Behind the Seams With Jacqueline Durran and Paco Delgado at THR's First Costume Designer Roundtable
'Anna Karenina' and 'Les Miserables' costume designers spill secrets during The Hollywood Reporters's first annual roundtable video and costume shoot.
Jacqueline Durran was nominated for a Best Costume Design Oscar for her work in Pride and Prejudice and Atonement, both directed by Joe Wright and starring Keira Knightley. So it will be no surprise if she is again nominated for her work in Wright’s latest film, Anna Karenina, again starring Knightley.
To make the film more accessible to a contemporary audience, Durran created an amalgam of the period Russian silhouette with a 1950s French couture silhouette.
The black ball gown Knightley’s Anna wears in the scandalous ballroom scene has a fitted (not boned) bodice with elastic sleeves to allow for the arm movement required. But the skirt is full with tulle aubergine taffeta underskirts and a bustle effect in the back. She added a touch of vintage lace at the bodice and used synthetic tulle because it is not as heavy as silk.
“The gown had to be light because the dance sequence is so strenuous," Durran told THR. "It's physically exhausting when you do it once but they filmed it for three days and the actors did weeks of rehearsals with real dancers. “
Knightley wears a mirror image of the black gown – in white – for the opera scene, the moment of her social suicide. "Joe and I had a long discussion about the color. We felt it would be more intriguing if she wore the black at her moment of triumph and the white for her public humiliation.”
Spanish costume designer Paco Delgado is new to the Hollywood scene. But his work in Oscar-winning director Tom Hooper's (The King's Speech) much anticipated film adaptation of the Broadway musical Les Miserables has already placed him at the top of many Oscar prediction lists
He told THR about always keeping true to the period for all the characters. Specifically discussing Eddie Redmayne's romantic hero, Marius: “There were amazing prints in that period but you would almost think they were twentieth century. For Marius’s weskit [waistcoat], we found this old fabric in a London flea market. And those in favor of the revolution wore rosettes, the colors of the French flag. We wanted to show that Marius was a member of the student uprising against the oppression of the state."
Marius’s high-waisted trousers also featured a very period specific, wide, drop-down buttoned fly . According to Delgado, ”From the 1840s onward, men’s pants began to have a normal fly, similar to our modern fly, but with buttons, not a zipper.”
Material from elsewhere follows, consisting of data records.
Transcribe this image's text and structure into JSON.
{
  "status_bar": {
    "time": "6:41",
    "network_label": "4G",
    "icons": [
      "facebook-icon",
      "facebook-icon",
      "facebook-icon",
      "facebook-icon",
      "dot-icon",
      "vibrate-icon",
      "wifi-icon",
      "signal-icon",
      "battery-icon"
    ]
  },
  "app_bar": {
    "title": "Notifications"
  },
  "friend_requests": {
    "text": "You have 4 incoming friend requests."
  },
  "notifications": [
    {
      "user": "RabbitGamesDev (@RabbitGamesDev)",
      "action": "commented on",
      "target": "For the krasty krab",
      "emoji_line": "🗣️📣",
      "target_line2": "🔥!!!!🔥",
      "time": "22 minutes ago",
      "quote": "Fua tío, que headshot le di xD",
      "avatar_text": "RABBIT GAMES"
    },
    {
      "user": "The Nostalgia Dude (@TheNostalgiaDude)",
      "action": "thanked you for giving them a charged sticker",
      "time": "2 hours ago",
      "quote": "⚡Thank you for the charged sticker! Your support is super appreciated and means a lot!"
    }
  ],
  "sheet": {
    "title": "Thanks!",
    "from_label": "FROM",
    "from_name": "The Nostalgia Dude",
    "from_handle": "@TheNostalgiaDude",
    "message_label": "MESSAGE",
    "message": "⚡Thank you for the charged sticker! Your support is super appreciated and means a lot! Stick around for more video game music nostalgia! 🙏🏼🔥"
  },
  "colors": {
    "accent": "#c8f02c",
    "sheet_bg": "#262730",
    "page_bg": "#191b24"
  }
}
The color of Eddie Redmayne’s eyes even influenced the hue of his trousers. “It took a really long time to get the color right, a lot of tests and dying to get this teal with shades of blue and grey in it.," Delgado recalls. "It matches Eddie’s eyes.”